Data for processing >>
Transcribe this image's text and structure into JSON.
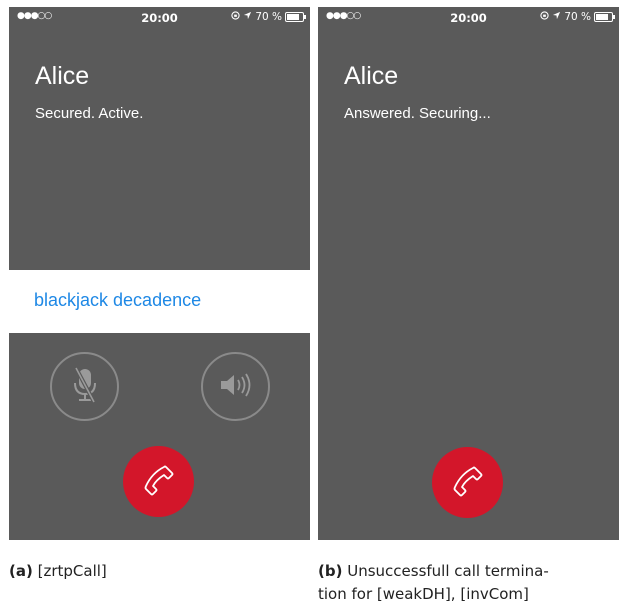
{
  "screen_a": {
    "status_bar": {
      "signal": "●●●○○",
      "time": "20:00",
      "battery": "70 %",
      "icons": [
        "rotation-lock-icon",
        "location-arrow-icon",
        "battery-icon"
      ]
    },
    "caller_name": "Alice",
    "call_status": "Secured. Active.",
    "sas_words": "blackjack decadence",
    "buttons": {
      "mute": "microphone-muted-icon",
      "speaker": "speaker-icon",
      "end": "phone-hangup-icon"
    }
  },
  "screen_b": {
    "status_bar": {
      "signal": "●●●○○",
      "time": "20:00",
      "battery": "70 %",
      "icons": [
        "rotation-lock-icon",
        "location-arrow-icon",
        "battery-icon"
      ]
    },
    "caller_name": "Alice",
    "call_status": "Answered. Securing...",
    "buttons": {
      "end": "phone-hangup-icon"
    }
  },
  "captions": {
    "a_label": "(a)",
    "a_text": "[zrtpCall]",
    "b_label": "(b)",
    "b_text_line1": "Unsuccessfull call termina-",
    "b_text_line2": "tion for [weakDH], [invCom]"
  },
  "colors": {
    "screen_bg": "#5a5a5a",
    "end_call": "#d3162a",
    "sas_text": "#1e88e5"
  }
}
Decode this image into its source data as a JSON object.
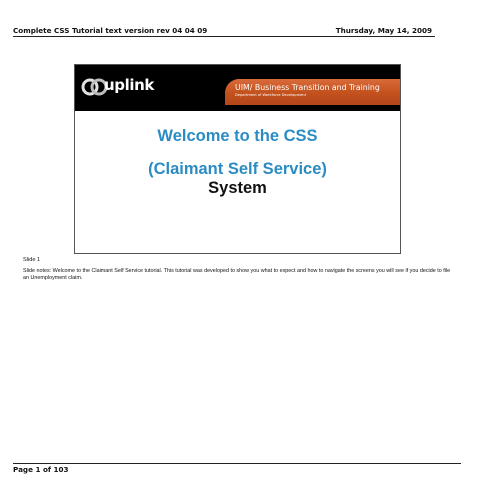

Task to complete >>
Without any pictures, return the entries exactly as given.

Reply to the task >>
Transcribe this image's text and structure into JSON.
{
  "screen_a": {
    "status_bar": {
      "signal": "●●●○○",
      "time": "20:00",
      "battery": "70 %",
      "icons": [
        "rotation-lock-icon",
        "location-arrow-icon",
        "battery-icon"
      ]
    },
    "caller_name": "Alice",
    "call_status": "Secured. Active.",
    "sas_words": "blackjack decadence",
    "buttons": {
      "mute": "microphone-muted-icon",
      "speaker": "speaker-icon",
      "end": "phone-hangup-icon"
    }
  },
  "screen_b": {
    "status_bar": {
      "signal": "●●●○○",
      "time": "20:00",
      "battery": "70 %",
      "icons": [
        "rotation-lock-icon",
        "location-arrow-icon",
        "battery-icon"
      ]
    },
    "caller_name": "Alice",
    "call_status": "Answered. Securing...",
    "buttons": {
      "end": "phone-hangup-icon"
    }
  },
  "captions": {
    "a_label": "(a)",
    "a_text": "[zrtpCall]",
    "b_label": "(b)",
    "b_text_line1": "Unsuccessfull call termina-",
    "b_text_line2": "tion for [weakDH], [invCom]"
  },
  "colors": {
    "screen_bg": "#5a5a5a",
    "end_call": "#d3162a",
    "sas_text": "#1e88e5"
  }
}
Decode this image into its source data as a JSON object.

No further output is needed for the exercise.